The deputy minister of justice said the decision of the judge for criminal cases of the Tbilisi City Court, dated August 2, 2014, chose a preventive measure in the form of detention for Saakashvili. As the suspect failed to show up at investigator's office, and his place of residence could not be established, Saakashvili was put on the wanted list on August 4, 2014.
Petukhov said that the Office of the Chief Prosecutor of Georgia gave a guarantee to the Prosecutor General's Office of Ukraine that this request does not aim to persecute the person for political reasons and that Saakashvili will not be held liable for committing crimes not provided for by the request, and also will not be extradited to a third country, and his rights will not be violated.
"Pursuant to the criminal procedural legislation, the Justice Ministry sends a request, received from Georgia, along with supporting materials, 94 pages, addressed to Ukraine's PGO," Petukhov said.
On July 26, Ukraine's President Petro Poroshenko signed a decree that deprived Saakashvili of his Ukrainian citizenship.

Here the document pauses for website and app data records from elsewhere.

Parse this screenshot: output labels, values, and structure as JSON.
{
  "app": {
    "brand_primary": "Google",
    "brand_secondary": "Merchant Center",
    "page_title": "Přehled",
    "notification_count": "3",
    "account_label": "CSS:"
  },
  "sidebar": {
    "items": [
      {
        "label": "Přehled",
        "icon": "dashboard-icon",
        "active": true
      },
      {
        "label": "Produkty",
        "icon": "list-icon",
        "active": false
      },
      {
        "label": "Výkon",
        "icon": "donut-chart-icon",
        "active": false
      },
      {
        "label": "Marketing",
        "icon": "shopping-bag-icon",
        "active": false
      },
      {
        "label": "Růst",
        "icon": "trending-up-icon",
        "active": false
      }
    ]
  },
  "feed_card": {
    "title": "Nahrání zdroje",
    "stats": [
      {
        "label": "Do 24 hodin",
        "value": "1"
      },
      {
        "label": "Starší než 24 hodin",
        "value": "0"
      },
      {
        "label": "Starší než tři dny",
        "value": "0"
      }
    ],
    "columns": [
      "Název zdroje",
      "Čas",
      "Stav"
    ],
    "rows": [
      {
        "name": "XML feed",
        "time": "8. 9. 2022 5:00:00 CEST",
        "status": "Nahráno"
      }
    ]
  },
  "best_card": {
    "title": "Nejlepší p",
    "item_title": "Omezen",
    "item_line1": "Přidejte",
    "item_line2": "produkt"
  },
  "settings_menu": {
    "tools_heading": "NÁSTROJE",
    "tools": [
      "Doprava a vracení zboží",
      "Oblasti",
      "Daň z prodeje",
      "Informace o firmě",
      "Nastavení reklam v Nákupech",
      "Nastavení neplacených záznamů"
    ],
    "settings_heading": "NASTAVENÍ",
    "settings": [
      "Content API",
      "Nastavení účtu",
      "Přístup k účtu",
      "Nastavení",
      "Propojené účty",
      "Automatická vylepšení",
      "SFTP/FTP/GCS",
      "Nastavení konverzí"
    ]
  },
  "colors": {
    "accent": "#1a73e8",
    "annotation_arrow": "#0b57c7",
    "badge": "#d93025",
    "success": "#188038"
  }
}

Saakashvili at the time was in the U.S. He later travelled to Poland on his Ukrainian passport, and then to Lithuania.
Saakashvili announced on August 16 that he would return to Ukraine on September 10 via border crossing Krakovets in Lviv region.
The Border Service of Ukraine said it had not received any instructions from law-enforcement agencies to prohibit Saakashvili from entering into Ukraine.